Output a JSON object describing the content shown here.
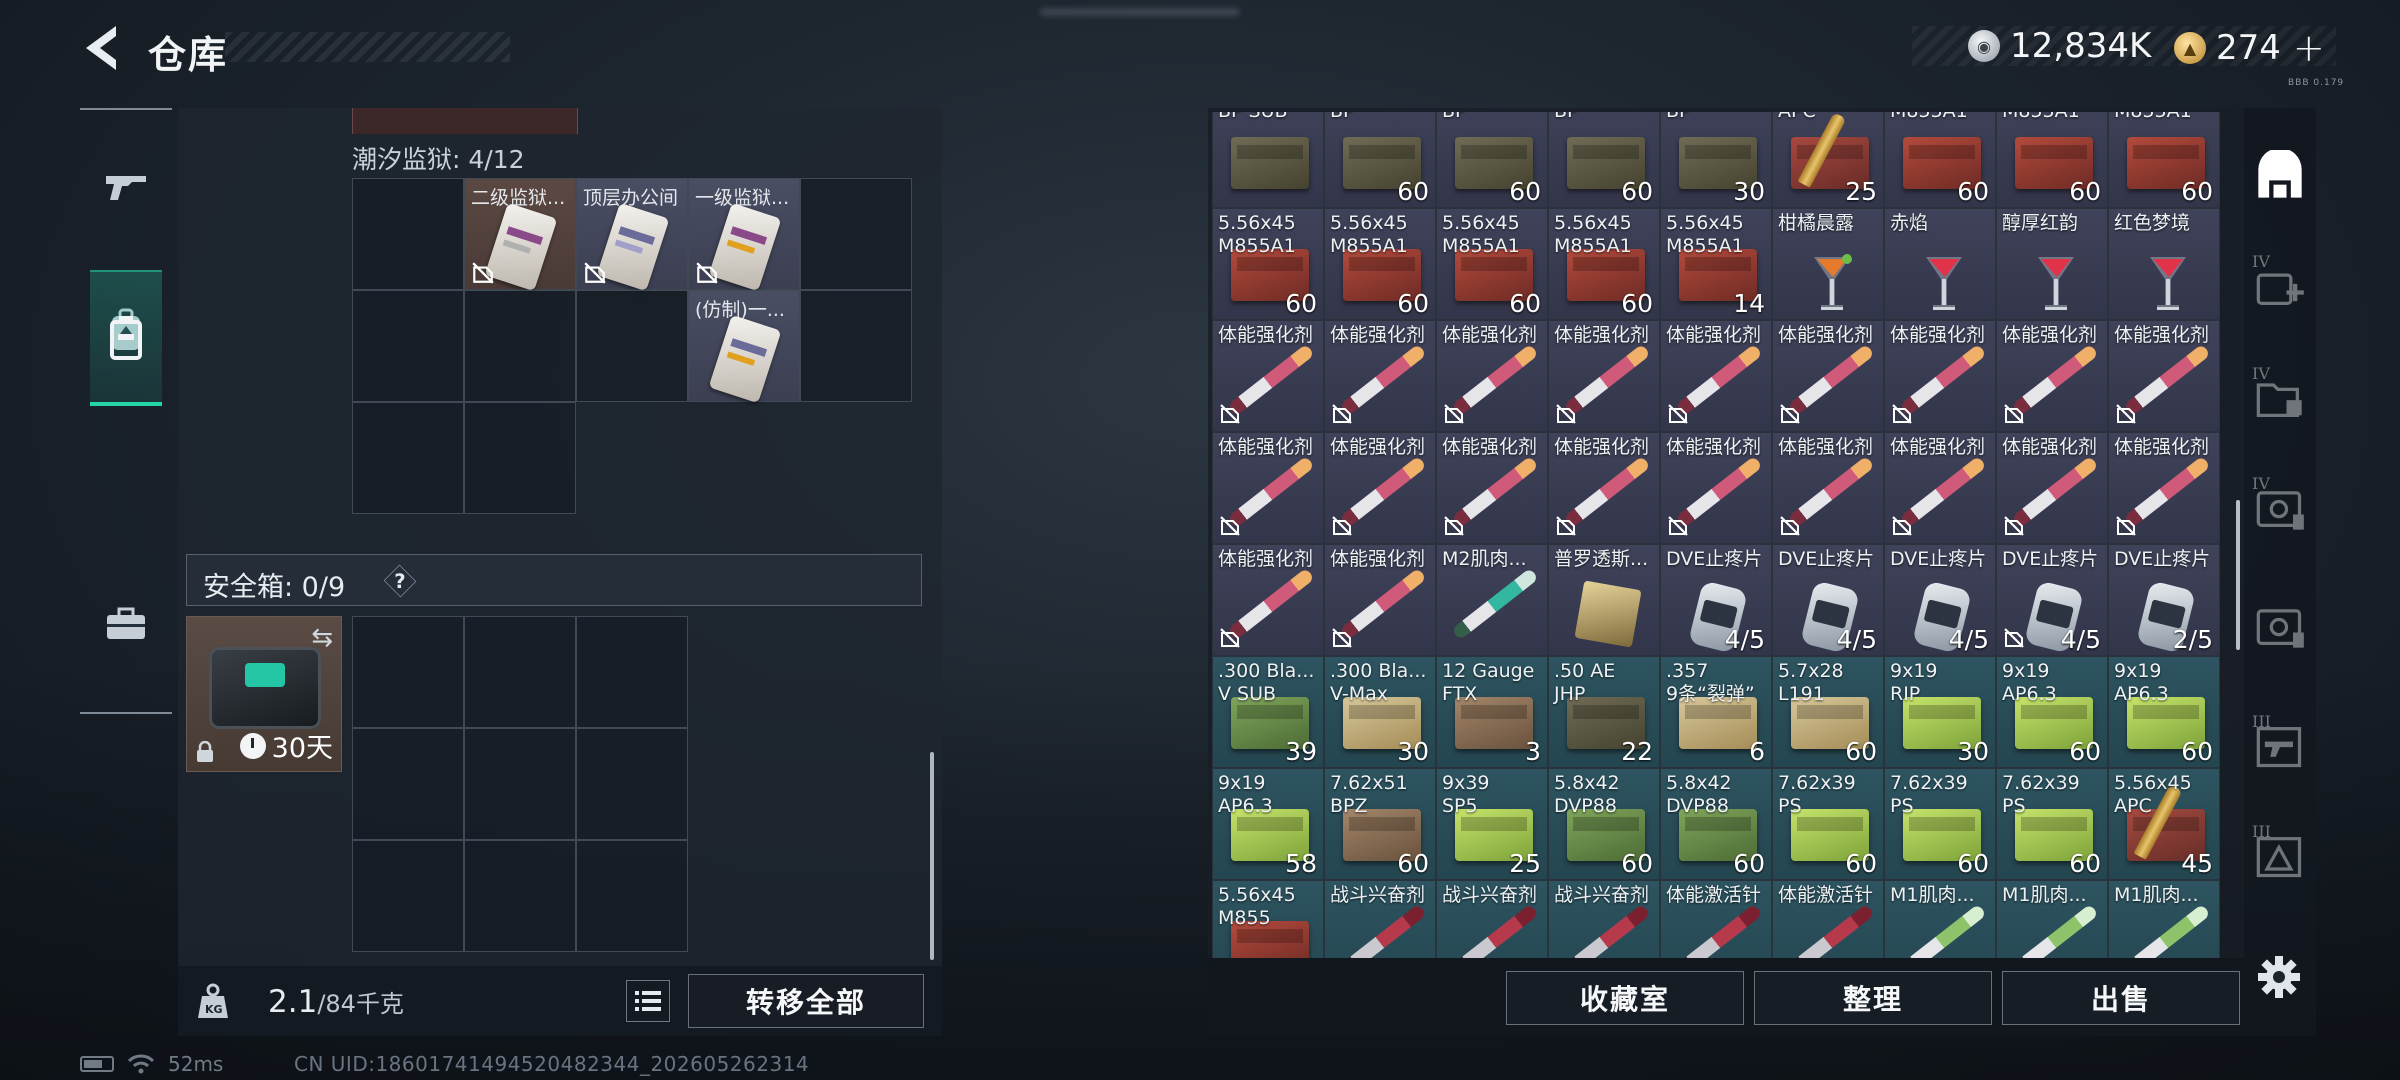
{
  "header": {
    "title": "仓库",
    "currency": {
      "silver": "12,834K",
      "gold": "274"
    },
    "plus": "+",
    "version": "BBB 0.179"
  },
  "left_nav": [
    "weapon-icon",
    "backpack-icon",
    "container-icon",
    "briefcase-icon"
  ],
  "prison": {
    "label": "潮汐监狱: 4/12",
    "items": [
      {
        "name": "二级监狱...",
        "color": "#8a4a8a",
        "accent": "#b0b0b0"
      },
      {
        "name": "顶层办公间",
        "color": "#6b6b9a",
        "accent": "#a0a0c8"
      },
      {
        "name": "一级监狱...",
        "color": "#8a4a8a",
        "accent": "#e0a020"
      },
      {
        "name": "(仿制)一...",
        "color": "#6b6b9a",
        "accent": "#e0a020"
      }
    ]
  },
  "safe": {
    "label": "安全箱: 0/9",
    "help": "?",
    "days": "30天"
  },
  "footer": {
    "weight": "2.1",
    "weight_max": "/84千克",
    "transfer_all": "转移全部",
    "collection": "收藏室",
    "sort": "整理",
    "sell": "出售"
  },
  "status": {
    "ping": "52ms",
    "uid": "CN UID:1860174149452048234​4_202605262314"
  },
  "inventory": [
    {
      "n": "BP SUB",
      "q": "",
      "t": "dark",
      "i": "khaki"
    },
    {
      "n": "BP",
      "q": "60",
      "t": "dark",
      "i": "khaki"
    },
    {
      "n": "BP",
      "q": "60",
      "t": "dark",
      "i": "khaki"
    },
    {
      "n": "BP",
      "q": "60",
      "t": "dark",
      "i": "khaki"
    },
    {
      "n": "BP",
      "q": "30",
      "t": "dark",
      "i": "khaki"
    },
    {
      "n": "APC",
      "q": "25",
      "t": "dark",
      "i": "shell"
    },
    {
      "n": "M855A1",
      "q": "60",
      "t": "dark",
      "i": "red"
    },
    {
      "n": "M855A1",
      "q": "60",
      "t": "dark",
      "i": "red"
    },
    {
      "n": "M855A1",
      "q": "60",
      "t": "dark",
      "i": "red"
    },
    {
      "n": "5.56x45\nM855A1",
      "q": "60",
      "t": "dark",
      "i": "red"
    },
    {
      "n": "5.56x45\nM855A1",
      "q": "60",
      "t": "dark",
      "i": "red"
    },
    {
      "n": "5.56x45\nM855A1",
      "q": "60",
      "t": "dark",
      "i": "red"
    },
    {
      "n": "5.56x45\nM855A1",
      "q": "60",
      "t": "dark",
      "i": "red"
    },
    {
      "n": "5.56x45\nM855A1",
      "q": "14",
      "t": "dark",
      "i": "red"
    },
    {
      "n": "柑橘晨露",
      "q": "",
      "t": "dark",
      "i": "glass-orange"
    },
    {
      "n": "赤焰",
      "q": "",
      "t": "dark",
      "i": "glass-red"
    },
    {
      "n": "醇厚红韵",
      "q": "",
      "t": "dark",
      "i": "glass-red"
    },
    {
      "n": "红色梦境",
      "q": "",
      "t": "dark",
      "i": "glass-red"
    },
    {
      "n": "体能强化剂",
      "q": "",
      "t": "dark",
      "i": "syringe",
      "l": 1
    },
    {
      "n": "体能强化剂",
      "q": "",
      "t": "dark",
      "i": "syringe",
      "l": 1
    },
    {
      "n": "体能强化剂",
      "q": "",
      "t": "dark",
      "i": "syringe",
      "l": 1
    },
    {
      "n": "体能强化剂",
      "q": "",
      "t": "dark",
      "i": "syringe",
      "l": 1
    },
    {
      "n": "体能强化剂",
      "q": "",
      "t": "dark",
      "i": "syringe",
      "l": 1
    },
    {
      "n": "体能强化剂",
      "q": "",
      "t": "dark",
      "i": "syringe",
      "l": 1
    },
    {
      "n": "体能强化剂",
      "q": "",
      "t": "dark",
      "i": "syringe",
      "l": 1
    },
    {
      "n": "体能强化剂",
      "q": "",
      "t": "dark",
      "i": "syringe",
      "l": 1
    },
    {
      "n": "体能强化剂",
      "q": "",
      "t": "dark",
      "i": "syringe",
      "l": 1
    },
    {
      "n": "体能强化剂",
      "q": "",
      "t": "dark",
      "i": "syringe",
      "l": 1
    },
    {
      "n": "体能强化剂",
      "q": "",
      "t": "dark",
      "i": "syringe",
      "l": 1
    },
    {
      "n": "体能强化剂",
      "q": "",
      "t": "dark",
      "i": "syringe",
      "l": 1
    },
    {
      "n": "体能强化剂",
      "q": "",
      "t": "dark",
      "i": "syringe",
      "l": 1
    },
    {
      "n": "体能强化剂",
      "q": "",
      "t": "dark",
      "i": "syringe",
      "l": 1
    },
    {
      "n": "体能强化剂",
      "q": "",
      "t": "dark",
      "i": "syringe",
      "l": 1
    },
    {
      "n": "体能强化剂",
      "q": "",
      "t": "dark",
      "i": "syringe",
      "l": 1
    },
    {
      "n": "体能强化剂",
      "q": "",
      "t": "dark",
      "i": "syringe",
      "l": 1
    },
    {
      "n": "体能强化剂",
      "q": "",
      "t": "dark",
      "i": "syringe",
      "l": 1
    },
    {
      "n": "体能强化剂",
      "q": "",
      "t": "dark",
      "i": "syringe",
      "l": 1
    },
    {
      "n": "体能强化剂",
      "q": "",
      "t": "dark",
      "i": "syringe",
      "l": 1
    },
    {
      "n": "M2肌肉...",
      "q": "",
      "t": "dark",
      "i": "syringe-green"
    },
    {
      "n": "普罗透斯...",
      "q": "",
      "t": "dark",
      "i": "chip"
    },
    {
      "n": "DVE止疼片",
      "q": "4/5",
      "t": "dark",
      "i": "pills"
    },
    {
      "n": "DVE止疼片",
      "q": "4/5",
      "t": "dark",
      "i": "pills"
    },
    {
      "n": "DVE止疼片",
      "q": "4/5",
      "t": "dark",
      "i": "pills"
    },
    {
      "n": "DVE止疼片",
      "q": "4/5",
      "t": "dark",
      "i": "pills",
      "l": 1
    },
    {
      "n": "DVE止疼片",
      "q": "2/5",
      "t": "dark",
      "i": "pills"
    },
    {
      "n": ".300 Bla...\nV SUB",
      "q": "39",
      "t": "teal",
      "i": "olive"
    },
    {
      "n": ".300 Bla...\nV-Max",
      "q": "30",
      "t": "teal",
      "i": "tan"
    },
    {
      "n": "12 Gauge\nFTX",
      "q": "3",
      "t": "teal",
      "i": "brown"
    },
    {
      "n": ".50 AE\nJHP",
      "q": "22",
      "t": "teal",
      "i": "khaki"
    },
    {
      "n": ".357\n9条“裂弹”",
      "q": "6",
      "t": "teal",
      "i": "tan"
    },
    {
      "n": "5.7x28\nL191",
      "q": "60",
      "t": "teal",
      "i": "tan"
    },
    {
      "n": "9x19\nRIP",
      "q": "30",
      "t": "teal",
      "i": "green"
    },
    {
      "n": "9x19\nAP6.3",
      "q": "60",
      "t": "teal",
      "i": "green"
    },
    {
      "n": "9x19\nAP6.3",
      "q": "60",
      "t": "teal",
      "i": "green"
    },
    {
      "n": "9x19\nAP6.3",
      "q": "58",
      "t": "teal",
      "i": "green"
    },
    {
      "n": "7.62x51\nBPZ",
      "q": "60",
      "t": "teal",
      "i": "brown"
    },
    {
      "n": "9x39\nSP5",
      "q": "25",
      "t": "teal",
      "i": "green"
    },
    {
      "n": "5.8x42\nDVP88",
      "q": "60",
      "t": "teal",
      "i": "olive"
    },
    {
      "n": "5.8x42\nDVP88",
      "q": "60",
      "t": "teal",
      "i": "olive"
    },
    {
      "n": "7.62x39\nPS",
      "q": "60",
      "t": "teal",
      "i": "green"
    },
    {
      "n": "7.62x39\nPS",
      "q": "60",
      "t": "teal",
      "i": "green"
    },
    {
      "n": "7.62x39\nPS",
      "q": "60",
      "t": "teal",
      "i": "green"
    },
    {
      "n": "5.56x45\nAPC",
      "q": "45",
      "t": "teal",
      "i": "shell"
    },
    {
      "n": "5.56x45\nM855",
      "q": "",
      "t": "teal",
      "i": "red"
    },
    {
      "n": "战斗兴奋剂",
      "q": "",
      "t": "teal",
      "i": "syringe-dred"
    },
    {
      "n": "战斗兴奋剂",
      "q": "",
      "t": "teal",
      "i": "syringe-dred"
    },
    {
      "n": "战斗兴奋剂",
      "q": "",
      "t": "teal",
      "i": "syringe-dred"
    },
    {
      "n": "体能激活针",
      "q": "",
      "t": "teal",
      "i": "syringe-dred"
    },
    {
      "n": "体能激活针",
      "q": "",
      "t": "teal",
      "i": "syringe-dred"
    },
    {
      "n": "M1肌肉...",
      "q": "",
      "t": "teal",
      "i": "syringe-lime"
    },
    {
      "n": "M1肌肉...",
      "q": "",
      "t": "teal",
      "i": "syringe-lime"
    },
    {
      "n": "M1肌肉...",
      "q": "",
      "t": "teal",
      "i": "syringe-lime"
    }
  ],
  "right_nav": [
    {
      "icon": "warehouse-icon",
      "tier": ""
    },
    {
      "icon": "medkit-icon",
      "tier": "IV"
    },
    {
      "icon": "folder-icon",
      "tier": "IV"
    },
    {
      "icon": "safe-icon",
      "tier": "IV"
    },
    {
      "icon": "safe-icon",
      "tier": ""
    },
    {
      "icon": "gun-rack-icon",
      "tier": "III"
    },
    {
      "icon": "triangle-box-icon",
      "tier": "III"
    }
  ]
}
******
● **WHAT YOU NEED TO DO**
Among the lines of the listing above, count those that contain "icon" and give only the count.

● **RESPONSE TO THIS TASK**
11